Portrait Gallery Events: Week Two
The Missing – A National Collaboration
6pm. Wednesday 18 Jan.
1 hour talk
This event first caught my eye as I am very curious about The Missing, a book published in 1995 by Andrew O’Hagan on his investigations into missing persons. How then, did The Missing take on a new life form as a National Theatre of Scotland production (by the same name) and influence a new addition (and excitedly, a new medium – film!) to the Portrait Gallery collection? After being lucky enough to catch both the NTS play, (adapted by O’Hagan) and the artwork Missing by Graham Fagen at Tramway last September and having recently seen the Missing displayed in the newly refurbished Portrait Gallery, I thought why stop there? James Holloway, Director the of the Portrait Gallery and John Tiffany, Director of NTS who both commissioned and directed the play, and artist of Missing, Graham Fagen came together for one night only to discuss all of these projects and I thought it seemed like a great opportunity to hear what spurred on such an artistic collaboration.
The discussion took place in the Scottish National Gallery’s lecture theatre, a room which on reflection could have felt a little impersonal, given the sensitive subject matter of ‘mispers’ (O’Hagan’s description of vulnerable people that go missing from British society). It was however, actually extremely intimate and moving and, despite the harrowing nature of the subject matter, quite funny at times. Ruth Wishart, a Herald newspaper columnist and BBC broadcaster, led the conversation and her dry wit and direct manner kept the panel, especially James, on his toes.

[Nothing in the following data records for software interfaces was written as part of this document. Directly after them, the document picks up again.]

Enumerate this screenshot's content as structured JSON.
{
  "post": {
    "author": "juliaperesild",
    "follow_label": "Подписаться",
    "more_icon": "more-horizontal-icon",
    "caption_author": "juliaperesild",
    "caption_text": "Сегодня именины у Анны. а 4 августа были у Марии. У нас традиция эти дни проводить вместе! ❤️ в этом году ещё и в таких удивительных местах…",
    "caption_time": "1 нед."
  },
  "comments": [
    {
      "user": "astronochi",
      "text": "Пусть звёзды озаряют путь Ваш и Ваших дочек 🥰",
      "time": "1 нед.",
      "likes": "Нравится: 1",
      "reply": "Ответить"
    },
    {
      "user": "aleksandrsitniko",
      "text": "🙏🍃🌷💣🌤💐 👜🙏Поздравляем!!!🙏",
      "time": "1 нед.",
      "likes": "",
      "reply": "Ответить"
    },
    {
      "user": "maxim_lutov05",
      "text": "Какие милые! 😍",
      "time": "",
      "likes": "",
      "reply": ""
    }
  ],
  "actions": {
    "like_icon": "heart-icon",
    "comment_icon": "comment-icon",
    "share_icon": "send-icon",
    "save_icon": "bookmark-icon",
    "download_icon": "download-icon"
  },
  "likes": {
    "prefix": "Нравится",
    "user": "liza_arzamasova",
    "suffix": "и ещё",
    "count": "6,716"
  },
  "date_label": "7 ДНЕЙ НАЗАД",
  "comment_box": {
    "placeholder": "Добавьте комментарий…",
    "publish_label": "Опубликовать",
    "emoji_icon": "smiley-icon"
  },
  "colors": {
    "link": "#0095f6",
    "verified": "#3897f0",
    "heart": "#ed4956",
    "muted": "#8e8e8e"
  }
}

It was obvious that the three men have been in partnership for some time (James had introduced the two back in January 2011) as they all seemed at ease with each other discussing the creative process behind such a sensitive issue. Coincidently, (and unknown to James and John), Andrew and Graham actually grew up together in the same area of Irvine. When the time came for the three of them to meet with the author, Graham and Andrew reminisced about their childhood and how a peer from their housing estate had gone missing. This relationship only added new layers to this unique collaboration.

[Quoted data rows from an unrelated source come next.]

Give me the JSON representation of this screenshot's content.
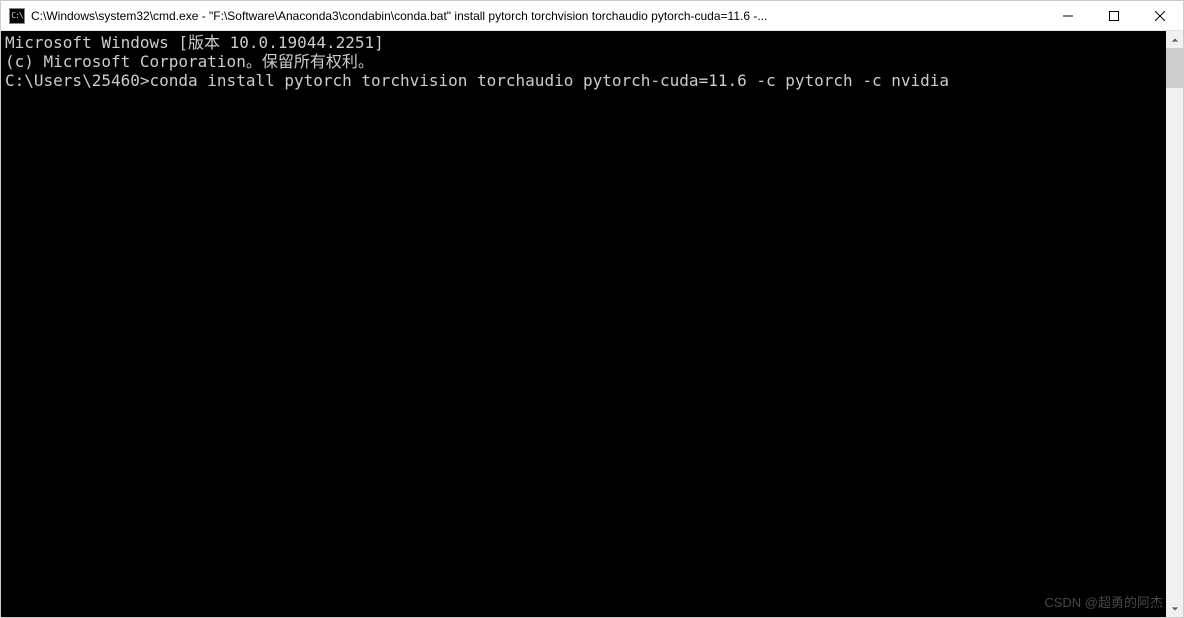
{
  "titlebar": {
    "icon_label": "C:\\",
    "title": "C:\\Windows\\system32\\cmd.exe - \"F:\\Software\\Anaconda3\\condabin\\conda.bat\"  install pytorch torchvision torchaudio pytorch-cuda=11.6 -..."
  },
  "terminal": {
    "lines": [
      "Microsoft Windows [版本 10.0.19044.2251]",
      "(c) Microsoft Corporation。保留所有权利。",
      "",
      "C:\\Users\\25460>conda install pytorch torchvision torchaudio pytorch-cuda=11.6 -c pytorch -c nvidia"
    ]
  },
  "watermark": "CSDN @超勇的阿杰"
}
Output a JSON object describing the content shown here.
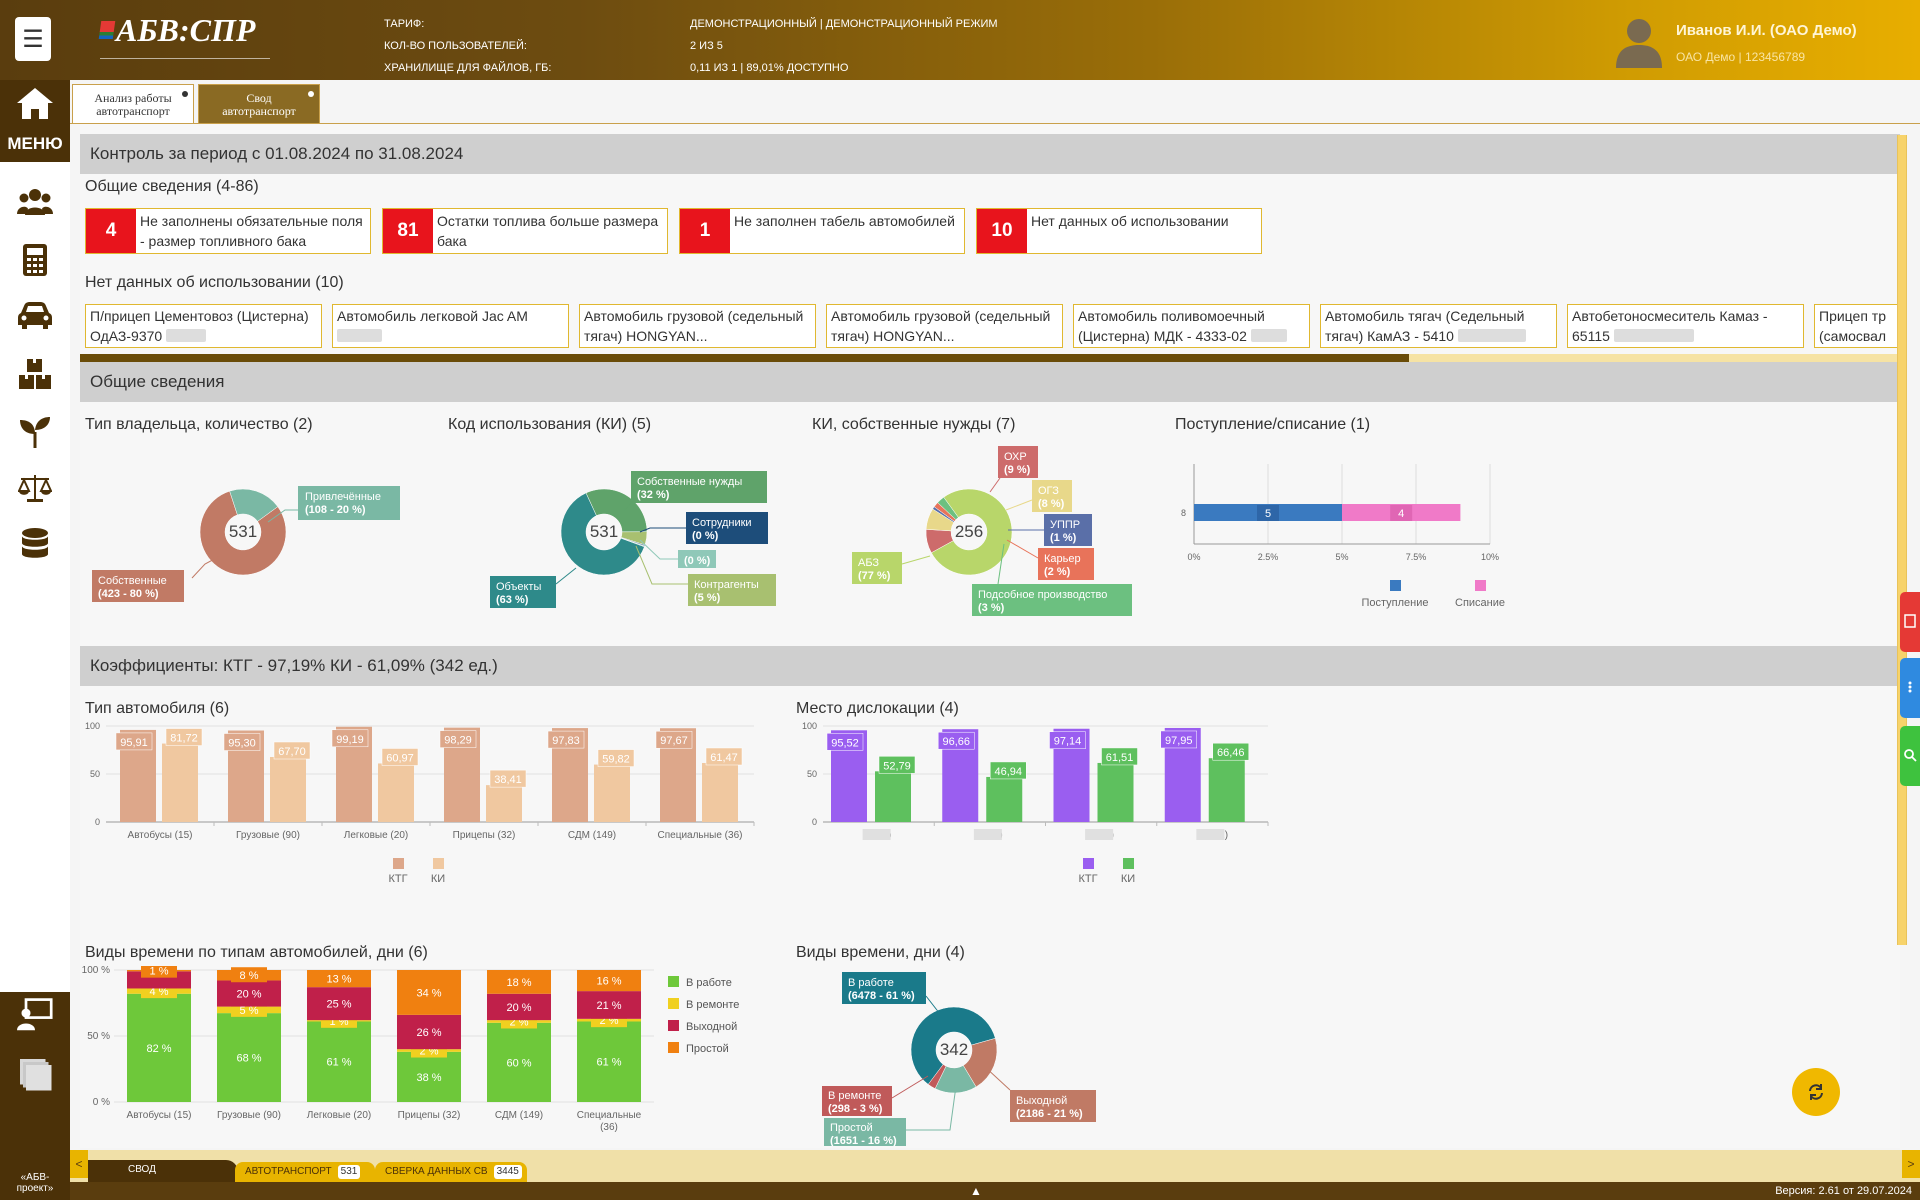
{
  "header": {
    "logo": "АБВ:СПР",
    "info_labels": [
      "ТАРИФ:",
      "КОЛ-ВО ПОЛЬЗОВАТЕЛЕЙ:",
      "ХРАНИЛИЩЕ ДЛЯ ФАЙЛОВ, ГБ:"
    ],
    "info_values": [
      "ДЕМОНСТРАЦИОННЫЙ  | ДЕМОНСТРАЦИОННЫЙ РЕЖИМ",
      "2 ИЗ 5",
      "0,11 ИЗ 1 | 89,01% ДОСТУПНО"
    ],
    "user_name": "Иванов И.И. (ОАО Демо)",
    "user_org": "ОАО Демо | 123456789"
  },
  "sidebar": {
    "menu_label": "МЕНЮ",
    "icons": [
      "home-icon",
      "users-icon",
      "calculator-icon",
      "car-icon",
      "boxes-icon",
      "plant-icon",
      "scales-icon",
      "database-icon",
      "remote-desktop-icon",
      "layers-icon"
    ],
    "bottom_label_1": "«АБВ-",
    "bottom_label_2": "проект»"
  },
  "tabs": [
    {
      "line1": "Анализ работы",
      "line2": "автотранспорт"
    },
    {
      "line1": "Свод",
      "line2": "автотранспорт"
    }
  ],
  "control": {
    "period_title": "Контроль за период с 01.08.2024 по 31.08.2024",
    "general_title": "Общие сведения (4-86)",
    "cards": [
      {
        "num": "4",
        "text": "Не заполнены обязательные поля - размер топливного бака"
      },
      {
        "num": "81",
        "text": "Остатки топлива больше размера бака"
      },
      {
        "num": "1",
        "text": "Не заполнен табель автомобилей"
      },
      {
        "num": "10",
        "text": "Нет данных об использовании"
      }
    ],
    "no_data_title": "Нет данных об использовании (10)",
    "vehicles": [
      "П/прицеп Цементовоз (Цистерна) ОдАЗ-9370",
      "Автомобиль легковой Jac AM",
      "Автомобиль грузовой (седельный тягач) HONGYAN...",
      "Автомобиль грузовой (седельный тягач) HONGYAN...",
      "Автомобиль поливомоечный (Цистерна) МДК - 4333-02",
      "Автомобиль тягач (Седельный тягач) КамАЗ - 5410",
      "Автобетоносмеситель Камаз - 65115",
      "Прицеп тр (самосвал"
    ],
    "progress_pct": 73
  },
  "general": {
    "section_title": "Общие сведения",
    "owner": {
      "title": "Тип владельца, количество (2)",
      "center": "531",
      "slices": [
        {
          "label": "Собственные",
          "detail": "(423 - 80 %)",
          "value": 80,
          "color": "#c17a65"
        },
        {
          "label": "Привлечённые",
          "detail": "(108 - 20 %)",
          "value": 20,
          "color": "#7ab8a4"
        }
      ]
    },
    "ki_code": {
      "title": "Код использования (КИ) (5)",
      "center": "531",
      "slices": [
        {
          "label": "Объекты",
          "detail": "(63 %)",
          "value": 63,
          "color": "#2e8a8a"
        },
        {
          "label": "Собственные нужды",
          "detail": "(32 %)",
          "value": 32,
          "color": "#5fa36a"
        },
        {
          "label": "Контрагенты",
          "detail": "(5 %)",
          "value": 5,
          "color": "#a8c070"
        },
        {
          "label": "Сотрудники",
          "detail": "(0 %)",
          "value": 0.4,
          "color": "#1d4d7a"
        },
        {
          "label": "",
          "detail": "(0 %)",
          "value": 0.3,
          "color": "#8fc8b8"
        }
      ]
    },
    "ki_own": {
      "title": "КИ, собственные нужды (7)",
      "center": "256",
      "slices": [
        {
          "label": "АБЗ",
          "detail": "(77 %)",
          "value": 77,
          "color": "#b8d66a"
        },
        {
          "label": "ОХР",
          "detail": "(9 %)",
          "value": 9,
          "color": "#cd6b6b"
        },
        {
          "label": "ОГЗ",
          "detail": "(8 %)",
          "value": 8,
          "color": "#e8d88a"
        },
        {
          "label": "УППР",
          "detail": "(1 %)",
          "value": 1,
          "color": "#5a6fa8"
        },
        {
          "label": "Карьер",
          "detail": "(2 %)",
          "value": 2,
          "color": "#e8735a"
        },
        {
          "label": "Подсобное производство",
          "detail": "(3 %)",
          "value": 3,
          "color": "#6cc080"
        }
      ]
    },
    "income": {
      "title": "Поступление/списание (1)",
      "category": "8",
      "ticks": [
        "0%",
        "2.5%",
        "5%",
        "7.5%",
        "10%"
      ],
      "series": [
        {
          "name": "Поступление",
          "value": 5,
          "color": "#3a7ac0"
        },
        {
          "name": "Списание",
          "value": 4,
          "color": "#f07ac8"
        }
      ]
    }
  },
  "coef": {
    "section_title": "Коэффициенты: КТГ - 97,19% КИ - 61,09% (342 ед.)",
    "type_title": "Тип автомобиля (6)",
    "location_title": "Место дислокации (4)",
    "time_type_title": "Виды времени по типам автомобилей, дни (6)",
    "time_title": "Виды времени, дни (4)"
  },
  "chart_data": [
    {
      "type": "bar",
      "title": "Тип автомобиля (6)",
      "categories": [
        "Автобусы (15)",
        "Грузовые (90)",
        "Легковые (20)",
        "Прицепы (32)",
        "СДМ (149)",
        "Специальные (36)"
      ],
      "series": [
        {
          "name": "КТГ",
          "values": [
            95.91,
            95.3,
            99.19,
            98.29,
            97.83,
            97.67
          ],
          "labels": [
            "95,91",
            "95,30",
            "99,19",
            "98,29",
            "97,83",
            "97,67"
          ],
          "color": "#dda78a"
        },
        {
          "name": "КИ",
          "values": [
            81.72,
            67.7,
            60.97,
            38.41,
            59.82,
            61.47
          ],
          "labels": [
            "81,72",
            "67,70",
            "60,97",
            "38,41",
            "59,82",
            "61,47"
          ],
          "color": "#f0c8a0"
        }
      ],
      "yticks": [
        "0",
        "50",
        "100"
      ],
      "ylim": [
        0,
        100
      ]
    },
    {
      "type": "bar",
      "title": "Место дислокации (4)",
      "categories": [
        "г. (77)",
        "г. (29)",
        "г. (44)",
        "г. (192)"
      ],
      "series": [
        {
          "name": "КТГ",
          "values": [
            95.52,
            96.66,
            97.14,
            97.95
          ],
          "labels": [
            "95,52",
            "96,66",
            "97,14",
            "97,95"
          ],
          "color": "#9a5ef0"
        },
        {
          "name": "КИ",
          "values": [
            52.79,
            46.94,
            61.51,
            66.46
          ],
          "labels": [
            "52,79",
            "46,94",
            "61,51",
            "66,46"
          ],
          "color": "#5ec05e"
        }
      ],
      "yticks": [
        "0",
        "50",
        "100"
      ],
      "ylim": [
        0,
        100
      ]
    },
    {
      "type": "bar",
      "stacked": true,
      "title": "Виды времени по типам автомобилей, дни (6)",
      "categories": [
        "Автобусы (15)",
        "Грузовые (90)",
        "Легковые (20)",
        "Прицепы (32)",
        "СДМ (149)",
        "Специальные (36)"
      ],
      "yticks": [
        "0 %",
        "50 %",
        "100 %"
      ],
      "series": [
        {
          "name": "В работе",
          "color": "#6ec83a",
          "values": [
            82,
            68,
            61,
            38,
            60,
            61
          ],
          "labels": [
            "82 %",
            "68 %",
            "61 %",
            "38 %",
            "60 %",
            "61 %"
          ]
        },
        {
          "name": "В ремонте",
          "color": "#f0d020",
          "values": [
            4,
            5,
            1,
            2,
            2,
            2
          ],
          "labels": [
            "4 %",
            "5 %",
            "1 %",
            "2 %",
            "2 %",
            "2 %"
          ]
        },
        {
          "name": "Выходной",
          "color": "#c0204a",
          "values": [
            13,
            20,
            25,
            26,
            20,
            21
          ],
          "labels": [
            "",
            "20 %",
            "25 %",
            "26 %",
            "20 %",
            "21 %"
          ]
        },
        {
          "name": "Простой",
          "color": "#f08010",
          "values": [
            1,
            8,
            13,
            34,
            18,
            16
          ],
          "labels": [
            "1 %",
            "8 %",
            "13 %",
            "34 %",
            "18 %",
            "16 %"
          ]
        }
      ]
    },
    {
      "type": "pie",
      "title": "Виды времени, дни (4)",
      "center": "342",
      "slices": [
        {
          "label": "В работе",
          "detail": "(6478 - 61 %)",
          "value": 61,
          "color": "#1a7a8a"
        },
        {
          "label": "Выходной",
          "detail": "(2186 - 21 %)",
          "value": 21,
          "color": "#c07a65"
        },
        {
          "label": "Простой",
          "detail": "(1651 - 16 %)",
          "value": 16,
          "color": "#7ab8a4"
        },
        {
          "label": "В ремонте",
          "detail": "(298 - 3 %)",
          "value": 3,
          "color": "#c05a5a"
        }
      ]
    }
  ],
  "bottom": {
    "tab_svod": "СВОД",
    "tab_auto": "АВТОТРАНСПОРТ",
    "tab_auto_count": "531",
    "tab_sverka": "СВЕРКА ДАННЫХ СВ",
    "tab_sverka_count": "3445",
    "version": "Версия: 2.61 от 29.07.2024"
  },
  "colors": {
    "accent": "#e8b400",
    "brand_dark": "#4b3108",
    "alert": "#e8141c"
  }
}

I think one of the most poignant comments from the discussion that has stuck in my head, came from James’ explanation on why he wanted an art work like the Missing in the Portrait Gallery. The Gallery is not about missing people, portraits hang on the walls representing people from Scotland and he felt the Missing would give these ‘mispers’ a place amongst society and a home.
Clare from the NGS Press Team attended The Missing: A National Collaboration. Graham Fagan’s work is on display at the Scottish National Portrait Gallery until 31 March 2012.